Temeraire, Naomi Novik: Taking fantasy out of its traditional faux-medieval setting can be tricky, but Naomi Novik manages to make it very rewarding as she delivers a Napoleonic-era tale embellished by the addition of dragons. Not only is the impact of dragons on the world carefully thought through, but the characters are rendered with due care and attention to detail, creating an overall package that is emotive without being overly sentimental. One of the best new fantasy offerings in years, it not only tells a fine tale but also sets up a world that most readers will be keen to explore in subsequent books in the series.

Movie Reviews

Tinker Tailor Soldier Spy: One of the finest assemblages of British acting talent in years (all white and mostly male, mind you) offer up a masterclass in acting as they move through a spy thriller where the smallest gesture or glance carries a novel’s worth of meaning. Based on the Le Carre book, this is as far from James Bond as you can get, with the unravelling of the treachery at the heart of the plot requiring patience and psychology, with guns kept off the screen except for a few moments at the beginning and end of the film. A film about loyalty and betrayal as much as it is about the Cold War conflict it depicts, it is intricate enough to reward repeated viewing if you’re determined to winkle out all the nuances on display by the first-rate cast.

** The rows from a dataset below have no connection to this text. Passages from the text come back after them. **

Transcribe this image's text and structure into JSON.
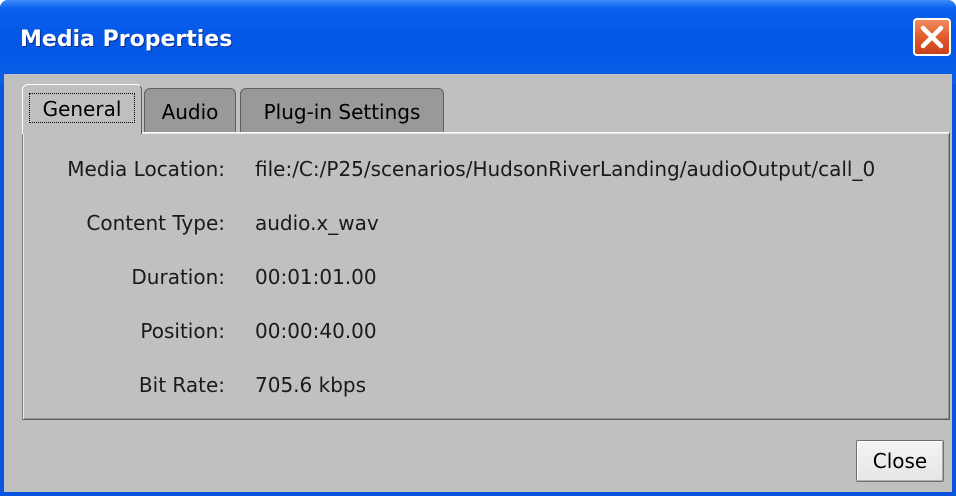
{
  "window": {
    "title": "Media Properties",
    "close_icon": "close-x-icon"
  },
  "tabs": [
    {
      "label": "General",
      "active": true
    },
    {
      "label": "Audio",
      "active": false
    },
    {
      "label": "Plug-in Settings",
      "active": false
    }
  ],
  "properties": [
    {
      "label": "Media Location:",
      "value": "file:/C:/P25/scenarios/HudsonRiverLanding/audioOutput/call_0"
    },
    {
      "label": "Content Type:",
      "value": "audio.x_wav"
    },
    {
      "label": "Duration:",
      "value": "00:01:01.00"
    },
    {
      "label": "Position:",
      "value": "00:00:40.00"
    },
    {
      "label": "Bit Rate:",
      "value": "705.6 kbps"
    }
  ],
  "footer": {
    "close_label": "Close"
  },
  "colors": {
    "titlebar": "#0A5FE8",
    "dialog_background": "#C0C0C0",
    "close_x": "#E25B2B"
  }
}
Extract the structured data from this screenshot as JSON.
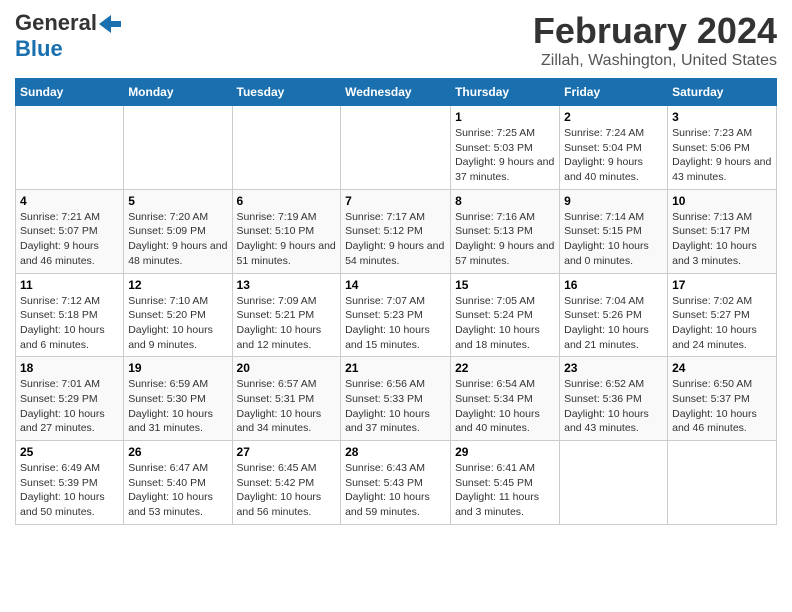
{
  "header": {
    "logo_line1": "General",
    "logo_line2": "Blue",
    "title": "February 2024",
    "subtitle": "Zillah, Washington, United States"
  },
  "days_of_week": [
    "Sunday",
    "Monday",
    "Tuesday",
    "Wednesday",
    "Thursday",
    "Friday",
    "Saturday"
  ],
  "weeks": [
    [
      {
        "day": "",
        "content": ""
      },
      {
        "day": "",
        "content": ""
      },
      {
        "day": "",
        "content": ""
      },
      {
        "day": "",
        "content": ""
      },
      {
        "day": "1",
        "content": "Sunrise: 7:25 AM\nSunset: 5:03 PM\nDaylight: 9 hours and 37 minutes."
      },
      {
        "day": "2",
        "content": "Sunrise: 7:24 AM\nSunset: 5:04 PM\nDaylight: 9 hours and 40 minutes."
      },
      {
        "day": "3",
        "content": "Sunrise: 7:23 AM\nSunset: 5:06 PM\nDaylight: 9 hours and 43 minutes."
      }
    ],
    [
      {
        "day": "4",
        "content": "Sunrise: 7:21 AM\nSunset: 5:07 PM\nDaylight: 9 hours and 46 minutes."
      },
      {
        "day": "5",
        "content": "Sunrise: 7:20 AM\nSunset: 5:09 PM\nDaylight: 9 hours and 48 minutes."
      },
      {
        "day": "6",
        "content": "Sunrise: 7:19 AM\nSunset: 5:10 PM\nDaylight: 9 hours and 51 minutes."
      },
      {
        "day": "7",
        "content": "Sunrise: 7:17 AM\nSunset: 5:12 PM\nDaylight: 9 hours and 54 minutes."
      },
      {
        "day": "8",
        "content": "Sunrise: 7:16 AM\nSunset: 5:13 PM\nDaylight: 9 hours and 57 minutes."
      },
      {
        "day": "9",
        "content": "Sunrise: 7:14 AM\nSunset: 5:15 PM\nDaylight: 10 hours and 0 minutes."
      },
      {
        "day": "10",
        "content": "Sunrise: 7:13 AM\nSunset: 5:17 PM\nDaylight: 10 hours and 3 minutes."
      }
    ],
    [
      {
        "day": "11",
        "content": "Sunrise: 7:12 AM\nSunset: 5:18 PM\nDaylight: 10 hours and 6 minutes."
      },
      {
        "day": "12",
        "content": "Sunrise: 7:10 AM\nSunset: 5:20 PM\nDaylight: 10 hours and 9 minutes."
      },
      {
        "day": "13",
        "content": "Sunrise: 7:09 AM\nSunset: 5:21 PM\nDaylight: 10 hours and 12 minutes."
      },
      {
        "day": "14",
        "content": "Sunrise: 7:07 AM\nSunset: 5:23 PM\nDaylight: 10 hours and 15 minutes."
      },
      {
        "day": "15",
        "content": "Sunrise: 7:05 AM\nSunset: 5:24 PM\nDaylight: 10 hours and 18 minutes."
      },
      {
        "day": "16",
        "content": "Sunrise: 7:04 AM\nSunset: 5:26 PM\nDaylight: 10 hours and 21 minutes."
      },
      {
        "day": "17",
        "content": "Sunrise: 7:02 AM\nSunset: 5:27 PM\nDaylight: 10 hours and 24 minutes."
      }
    ],
    [
      {
        "day": "18",
        "content": "Sunrise: 7:01 AM\nSunset: 5:29 PM\nDaylight: 10 hours and 27 minutes."
      },
      {
        "day": "19",
        "content": "Sunrise: 6:59 AM\nSunset: 5:30 PM\nDaylight: 10 hours and 31 minutes."
      },
      {
        "day": "20",
        "content": "Sunrise: 6:57 AM\nSunset: 5:31 PM\nDaylight: 10 hours and 34 minutes."
      },
      {
        "day": "21",
        "content": "Sunrise: 6:56 AM\nSunset: 5:33 PM\nDaylight: 10 hours and 37 minutes."
      },
      {
        "day": "22",
        "content": "Sunrise: 6:54 AM\nSunset: 5:34 PM\nDaylight: 10 hours and 40 minutes."
      },
      {
        "day": "23",
        "content": "Sunrise: 6:52 AM\nSunset: 5:36 PM\nDaylight: 10 hours and 43 minutes."
      },
      {
        "day": "24",
        "content": "Sunrise: 6:50 AM\nSunset: 5:37 PM\nDaylight: 10 hours and 46 minutes."
      }
    ],
    [
      {
        "day": "25",
        "content": "Sunrise: 6:49 AM\nSunset: 5:39 PM\nDaylight: 10 hours and 50 minutes."
      },
      {
        "day": "26",
        "content": "Sunrise: 6:47 AM\nSunset: 5:40 PM\nDaylight: 10 hours and 53 minutes."
      },
      {
        "day": "27",
        "content": "Sunrise: 6:45 AM\nSunset: 5:42 PM\nDaylight: 10 hours and 56 minutes."
      },
      {
        "day": "28",
        "content": "Sunrise: 6:43 AM\nSunset: 5:43 PM\nDaylight: 10 hours and 59 minutes."
      },
      {
        "day": "29",
        "content": "Sunrise: 6:41 AM\nSunset: 5:45 PM\nDaylight: 11 hours and 3 minutes."
      },
      {
        "day": "",
        "content": ""
      },
      {
        "day": "",
        "content": ""
      }
    ]
  ]
}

Wuthering Heights: Taking the latest shot at the classic tale of gothic moorland romance, director Andrea Arnold strips away the framing narrative and minor characters to deliver a version that proves heavy on the atmospherics but somewhat muted in terms of passion. Extreme closeups are seemingly meant to remove the emotional distance between the audience and the cast, but everything proves to be downplayed to the point where the adult character of Heathcliff, more central than he is in the book, never quite escapes the sulky victim of circumstance he’s portrayed as in his youth. The film itself is stark and easy to follow, even given the lack of dialogue, but for all of its apparent efforts to get to the heart of Emily Brontë’s tale, it doesn’t reveal much worth knowing.